Abraham Lincoln may have been the most-criticized president in our nation’s history. In addition to the usual worries about economic matters, constitutional legality, and foreign affairs policies, he also presided over a civil war.
But the issue of slavery is what brought him the greatest amount of grief…from both sides. Continue reading
General William Nelson caused lots of trouble for the Confederate Army that fought against him during the Civil War. The hulking man who stood over 6 feet tall and weighed more than 300lbs well-deserved his nickname of “Bull.”
But after dodging every bullet fired at him by the Confederate Army, he couldn’t dodge just one that was fired at him from the gun of a fellow Union general. Continue reading
“All that is necessary for evil to triumph is for good men to do nothing,” declares Tolstoy in War and Peace. The truth – and consequence – of that statement has revealed itself time and time again throughout the travesties in mankind’s history.
Sadly, it was true of an entire church in Nazi Germany. Continue reading
We hold these truths to be self-evident, that all men are created equal, that they are endowed by their Creator with certain unalienable rights, that among these are life, liberty and the pursuit of happiness.

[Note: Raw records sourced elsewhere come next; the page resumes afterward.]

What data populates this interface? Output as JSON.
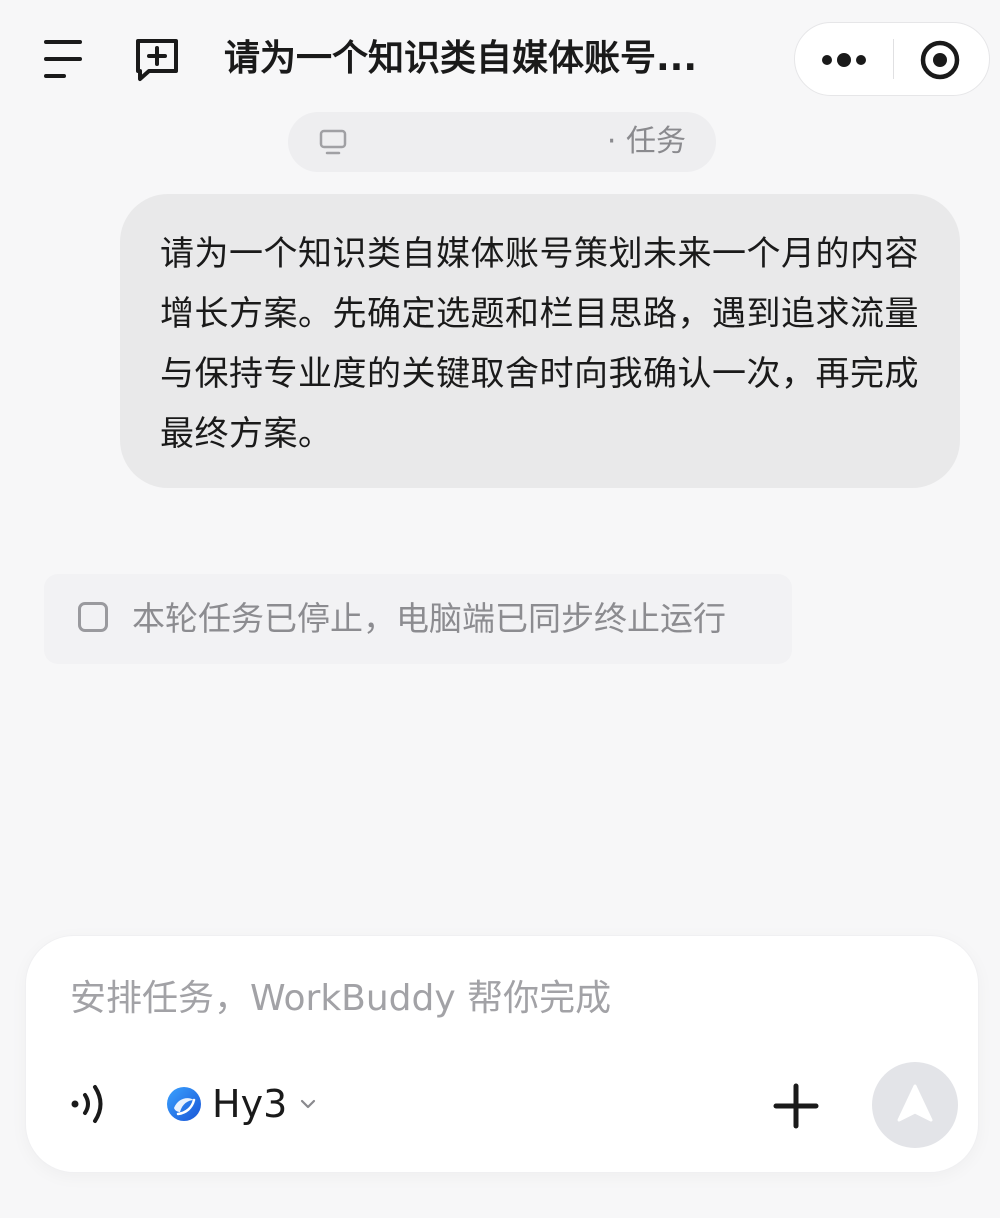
{
  "header": {
    "title": "请为一个知识类自媒体账号...",
    "menu_icon": "hamburger-menu-icon",
    "new_chat_icon": "new-chat-icon",
    "more_icon": "more-dots-icon",
    "close_icon": "target-close-icon"
  },
  "task_chip": {
    "icon": "monitor-icon",
    "label": "· 任务"
  },
  "user_message": {
    "text": "请为一个知识类自媒体账号策划未来一个月的内容增长方案。先确定选题和栏目思路，遇到追求流量与保持专业度的关键取舍时向我确认一次，再完成最终方案。"
  },
  "notice": {
    "text": "本轮任务已停止，电脑端已同步终止运行"
  },
  "composer": {
    "placeholder": "安排任务，WorkBuddy 帮你完成",
    "model_name": "Hy3",
    "voice_icon": "voice-wave-icon",
    "add_icon": "plus-icon",
    "send_icon": "send-arrow-icon"
  },
  "colors": {
    "page_bg": "#f7f7f8",
    "bubble_bg": "#e9e9ea",
    "send_button_bg": "#e3e4e8",
    "model_logo": "#1e6fe0"
  }
}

Freedom. It’s what the Declaration of Independence is all about…right?
Yes…but only for those first Americans who had the right skin color. Continue reading
In 1956, just three years after the death of Joseph Stalin, perhaps Russia’s most tyrannical leader, Nikita Khrushchev, the new prime ministry of Russia, gave an address to the 20th Congress of the Communist Party.
What was said – and not said – that day, left an indelible mark on everyone in the room. Continue reading
On the last day of school in 1974, every kid in America was thinking of the fun they’d have on their Christmas break, including 5th grade Chris Carrier. But Chris’ Christmas holiday would not be filled with joy; instead, it would be rocked with terror. Continue reading
Today, Desmond Tutu is known for his laughter. But it was not always so.
On September 25, 1977, the country of South Africa awoke to face yet another grim day of violent political tension caused by Apartheid, the system of “legal racism” inflicted on black tribesmen by the whites. But September 25, 1977 would prove to be a significant day for more than one reason. Continue reading